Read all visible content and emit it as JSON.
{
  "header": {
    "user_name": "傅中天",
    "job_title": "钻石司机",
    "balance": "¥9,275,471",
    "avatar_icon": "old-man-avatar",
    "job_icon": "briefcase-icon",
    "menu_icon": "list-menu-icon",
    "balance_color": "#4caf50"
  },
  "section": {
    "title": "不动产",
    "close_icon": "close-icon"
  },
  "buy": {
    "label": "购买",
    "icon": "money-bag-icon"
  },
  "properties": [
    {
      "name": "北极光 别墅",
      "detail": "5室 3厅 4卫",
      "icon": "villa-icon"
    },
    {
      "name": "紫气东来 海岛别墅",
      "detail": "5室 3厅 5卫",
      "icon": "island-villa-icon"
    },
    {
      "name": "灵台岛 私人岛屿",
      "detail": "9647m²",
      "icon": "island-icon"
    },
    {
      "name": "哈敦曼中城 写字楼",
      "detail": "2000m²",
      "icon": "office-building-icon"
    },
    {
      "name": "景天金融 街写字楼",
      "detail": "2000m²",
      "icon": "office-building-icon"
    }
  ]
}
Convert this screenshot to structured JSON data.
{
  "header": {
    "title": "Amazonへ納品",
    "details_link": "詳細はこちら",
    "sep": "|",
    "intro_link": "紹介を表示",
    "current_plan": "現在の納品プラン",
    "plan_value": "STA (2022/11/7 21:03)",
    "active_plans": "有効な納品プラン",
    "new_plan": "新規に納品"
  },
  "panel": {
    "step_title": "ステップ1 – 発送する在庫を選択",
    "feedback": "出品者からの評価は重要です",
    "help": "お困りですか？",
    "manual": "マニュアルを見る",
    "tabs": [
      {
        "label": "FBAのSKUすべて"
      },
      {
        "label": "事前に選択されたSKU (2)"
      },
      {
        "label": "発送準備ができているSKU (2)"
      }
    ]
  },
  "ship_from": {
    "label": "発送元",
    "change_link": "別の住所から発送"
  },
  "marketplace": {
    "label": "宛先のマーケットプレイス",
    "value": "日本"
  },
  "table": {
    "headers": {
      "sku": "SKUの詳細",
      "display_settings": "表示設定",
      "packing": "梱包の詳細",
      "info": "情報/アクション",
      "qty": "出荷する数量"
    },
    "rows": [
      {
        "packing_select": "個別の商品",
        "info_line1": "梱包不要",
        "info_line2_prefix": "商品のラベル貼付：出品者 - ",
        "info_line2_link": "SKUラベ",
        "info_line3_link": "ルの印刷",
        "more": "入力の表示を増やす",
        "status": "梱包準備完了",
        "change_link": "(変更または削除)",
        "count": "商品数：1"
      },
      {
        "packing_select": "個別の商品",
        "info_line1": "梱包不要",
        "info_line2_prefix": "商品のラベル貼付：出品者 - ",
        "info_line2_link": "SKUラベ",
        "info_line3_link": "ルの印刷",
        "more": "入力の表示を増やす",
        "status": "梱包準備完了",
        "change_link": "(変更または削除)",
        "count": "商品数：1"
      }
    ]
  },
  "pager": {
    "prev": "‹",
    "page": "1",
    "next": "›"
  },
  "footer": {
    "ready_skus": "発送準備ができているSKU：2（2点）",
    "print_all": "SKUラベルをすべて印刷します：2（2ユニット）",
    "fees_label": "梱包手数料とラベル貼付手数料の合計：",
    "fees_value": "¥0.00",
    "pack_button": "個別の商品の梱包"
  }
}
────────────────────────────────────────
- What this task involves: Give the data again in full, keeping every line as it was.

- Response box:
Read all visible content and emit it as JSON.
{
  "header": {
    "user_name": "傅中天",
    "job_title": "钻石司机",
    "balance": "¥9,275,471",
    "avatar_icon": "old-man-avatar",
    "job_icon": "briefcase-icon",
    "menu_icon": "list-menu-icon",
    "balance_color": "#4caf50"
  },
  "section": {
    "title": "不动产",
    "close_icon": "close-icon"
  },
  "buy": {
    "label": "购买",
    "icon": "money-bag-icon"
  },
  "properties": [
    {
      "name": "北极光 别墅",
      "detail": "5室 3厅 4卫",
      "icon": "villa-icon"
    },
    {
      "name": "紫气东来 海岛别墅",
      "detail": "5室 3厅 5卫",
      "icon": "island-villa-icon"
    },
    {
      "name": "灵台岛 私人岛屿",
      "detail": "9647m²",
      "icon": "island-icon"
    },
    {
      "name": "哈敦曼中城 写字楼",
      "detail": "2000m²",
      "icon": "office-building-icon"
    },
    {
      "name": "景天金融 街写字楼",
      "detail": "2000m²",
      "icon": "office-building-icon"
    }
  ]
}
Convert this screenshot to structured JSON data.
{
  "header": {
    "title": "Amazonへ納品",
    "details_link": "詳細はこちら",
    "sep": "|",
    "intro_link": "紹介を表示",
    "current_plan": "現在の納品プラン",
    "plan_value": "STA (2022/11/7 21:03)",
    "active_plans": "有効な納品プラン",
    "new_plan": "新規に納品"
  },
  "panel": {
    "step_title": "ステップ1 – 発送する在庫を選択",
    "feedback": "出品者からの評価は重要です",
    "help": "お困りですか？",
    "manual": "マニュアルを見る",
    "tabs": [
      {
        "label": "FBAのSKUすべて"
      },
      {
        "label": "事前に選択されたSKU (2)"
      },
      {
        "label": "発送準備ができているSKU (2)"
      }
    ]
  },
  "ship_from": {
    "label": "発送元",
    "change_link": "別の住所から発送"
  },
  "marketplace": {
    "label": "宛先のマーケットプレイス",
    "value": "日本"
  },
  "table": {
    "headers": {
      "sku": "SKUの詳細",
      "display_settings": "表示設定",
      "packing": "梱包の詳細",
      "info": "情報/アクション",
      "qty": "出荷する数量"
    },
    "rows": [
      {
        "packing_select": "個別の商品",
        "info_line1": "梱包不要",
        "info_line2_prefix": "商品のラベル貼付：出品者 - ",
        "info_line2_link": "SKUラベ",
        "info_line3_link": "ルの印刷",
        "more": "入力の表示を増やす",
        "status": "梱包準備完了",
        "change_link": "(変更または削除)",
        "count": "商品数：1"
      },
      {
        "packing_select": "個別の商品",
        "info_line1": "梱包不要",
        "info_line2_prefix": "商品のラベル貼付：出品者 - ",
        "info_line2_link": "SKUラベ",
        "info_line3_link": "ルの印刷",
        "more": "入力の表示を増やす",
        "status": "梱包準備完了",
        "change_link": "(変更または削除)",
        "count": "商品数：1"
      }
    ]
  },
  "pager": {
    "prev": "‹",
    "page": "1",
    "next": "›"
  },
  "footer": {
    "ready_skus": "発送準備ができているSKU：2（2点）",
    "print_all": "SKUラベルをすべて印刷します：2（2ユニット）",
    "fees_label": "梱包手数料とラベル貼付手数料の合計：",
    "fees_value": "¥0.00",
    "pack_button": "個別の商品の梱包"
  }
}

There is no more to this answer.